Work task
If an entry includes an image, drop the image and copy the rest verbatim.

Data provided
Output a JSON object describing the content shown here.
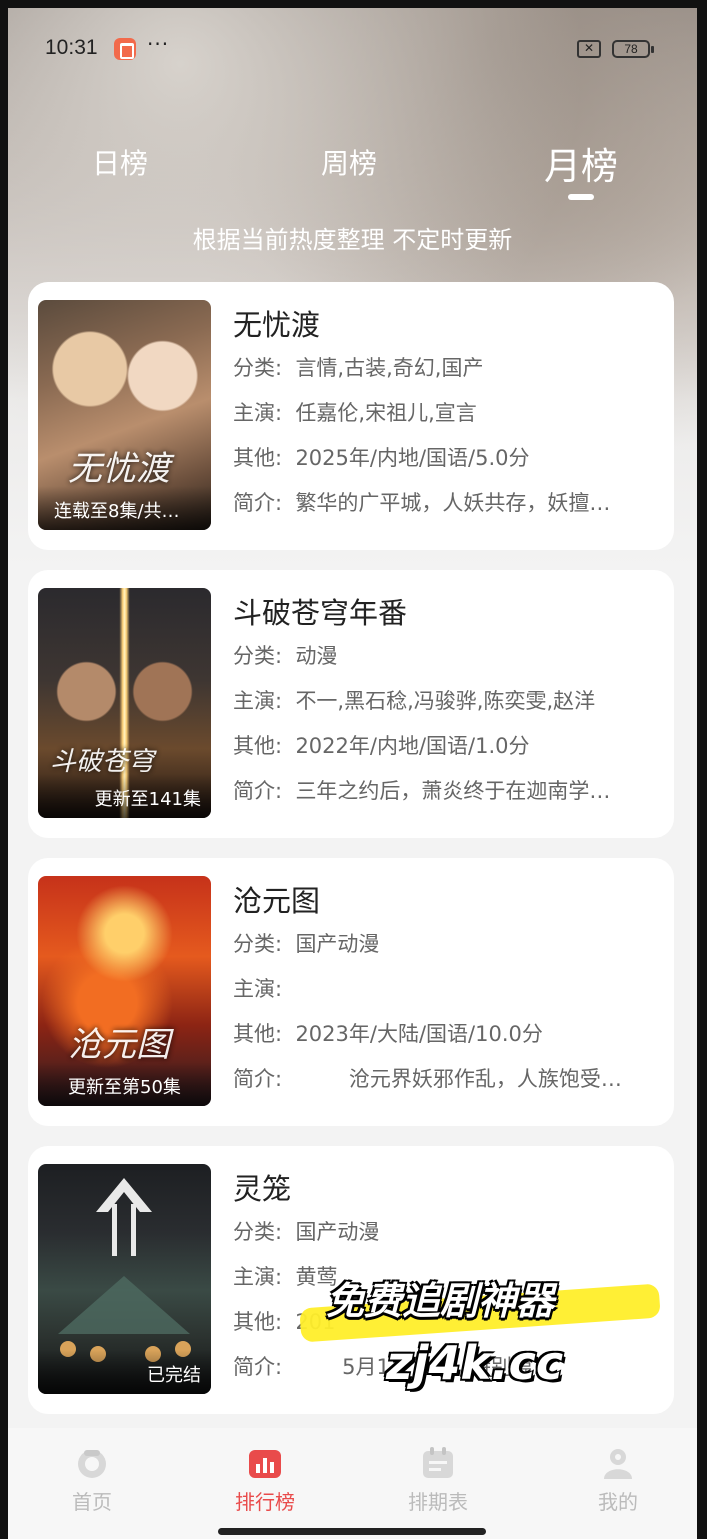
{
  "status_bar": {
    "time": "10:31",
    "more": "···",
    "battery": "78"
  },
  "tabs": [
    {
      "label": "日榜",
      "active": false
    },
    {
      "label": "周榜",
      "active": false
    },
    {
      "label": "月榜",
      "active": true
    }
  ],
  "subtitle": "根据当前热度整理 不定时更新",
  "field_labels": {
    "category": "分类:",
    "cast": "主演:",
    "other": "其他:",
    "summary": "简介:"
  },
  "items": [
    {
      "title": "无忧渡",
      "poster_caption": "连载至8集/共…",
      "poster_art_text": "无忧渡",
      "category": "言情,古装,奇幻,国产",
      "cast": "任嘉伦,宋祖儿,宣言",
      "other": "2025年/内地/国语/5.0分",
      "summary": "繁华的广平城，人妖共存，妖擅…"
    },
    {
      "title": "斗破苍穹年番",
      "poster_caption": "更新至141集",
      "poster_art_text": "斗破苍穹",
      "category": "动漫",
      "cast": "不一,黑石稔,冯骏骅,陈奕雯,赵洋",
      "other": "2022年/内地/国语/1.0分",
      "summary": "三年之约后，萧炎终于在迦南学…"
    },
    {
      "title": "沧元图",
      "poster_caption": "更新至第50集",
      "poster_art_text": "沧元图",
      "category": "国产动漫",
      "cast": "",
      "other": "2023年/大陆/国语/10.0分",
      "summary": "        沧元界妖邪作乱，人族饱受…"
    },
    {
      "title": "灵笼",
      "poster_caption": "已完结",
      "poster_art_text": "",
      "category": "国产动漫",
      "cast": "黄莺",
      "other": "201",
      "summary": "       5月1            特别篇…"
    }
  ],
  "watermark": {
    "line1": "免费追剧神器",
    "line2": "zj4k.cc"
  },
  "nav": [
    {
      "label": "首页",
      "icon": "home-icon",
      "active": false
    },
    {
      "label": "排行榜",
      "icon": "ranking-icon",
      "active": true
    },
    {
      "label": "排期表",
      "icon": "schedule-icon",
      "active": false
    },
    {
      "label": "我的",
      "icon": "profile-icon",
      "active": false
    }
  ],
  "colors": {
    "accent": "#e94b4b",
    "watermark_highlight": "#ffee2a"
  }
}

Task output
Output a JSON object describing the content shown here.
{
  "status_bar": {
    "time": "10:31",
    "more": "···",
    "battery": "78"
  },
  "tabs": [
    {
      "label": "日榜",
      "active": false
    },
    {
      "label": "周榜",
      "active": false
    },
    {
      "label": "月榜",
      "active": true
    }
  ],
  "subtitle": "根据当前热度整理 不定时更新",
  "field_labels": {
    "category": "分类:",
    "cast": "主演:",
    "other": "其他:",
    "summary": "简介:"
  },
  "items": [
    {
      "title": "无忧渡",
      "poster_caption": "连载至8集/共…",
      "poster_art_text": "无忧渡",
      "category": "言情,古装,奇幻,国产",
      "cast": "任嘉伦,宋祖儿,宣言",
      "other": "2025年/内地/国语/5.0分",
      "summary": "繁华的广平城，人妖共存，妖擅…"
    },
    {
      "title": "斗破苍穹年番",
      "poster_caption": "更新至141集",
      "poster_art_text": "斗破苍穹",
      "category": "动漫",
      "cast": "不一,黑石稔,冯骏骅,陈奕雯,赵洋",
      "other": "2022年/内地/国语/1.0分",
      "summary": "三年之约后，萧炎终于在迦南学…"
    },
    {
      "title": "沧元图",
      "poster_caption": "更新至第50集",
      "poster_art_text": "沧元图",
      "category": "国产动漫",
      "cast": "",
      "other": "2023年/大陆/国语/10.0分",
      "summary": "        沧元界妖邪作乱，人族饱受…"
    },
    {
      "title": "灵笼",
      "poster_caption": "已完结",
      "poster_art_text": "",
      "category": "国产动漫",
      "cast": "黄莺",
      "other": "201",
      "summary": "       5月1            特别篇…"
    }
  ],
  "watermark": {
    "line1": "免费追剧神器",
    "line2": "zj4k.cc"
  },
  "nav": [
    {
      "label": "首页",
      "icon": "home-icon",
      "active": false
    },
    {
      "label": "排行榜",
      "icon": "ranking-icon",
      "active": true
    },
    {
      "label": "排期表",
      "icon": "schedule-icon",
      "active": false
    },
    {
      "label": "我的",
      "icon": "profile-icon",
      "active": false
    }
  ],
  "colors": {
    "accent": "#e94b4b",
    "watermark_highlight": "#ffee2a"
  }
}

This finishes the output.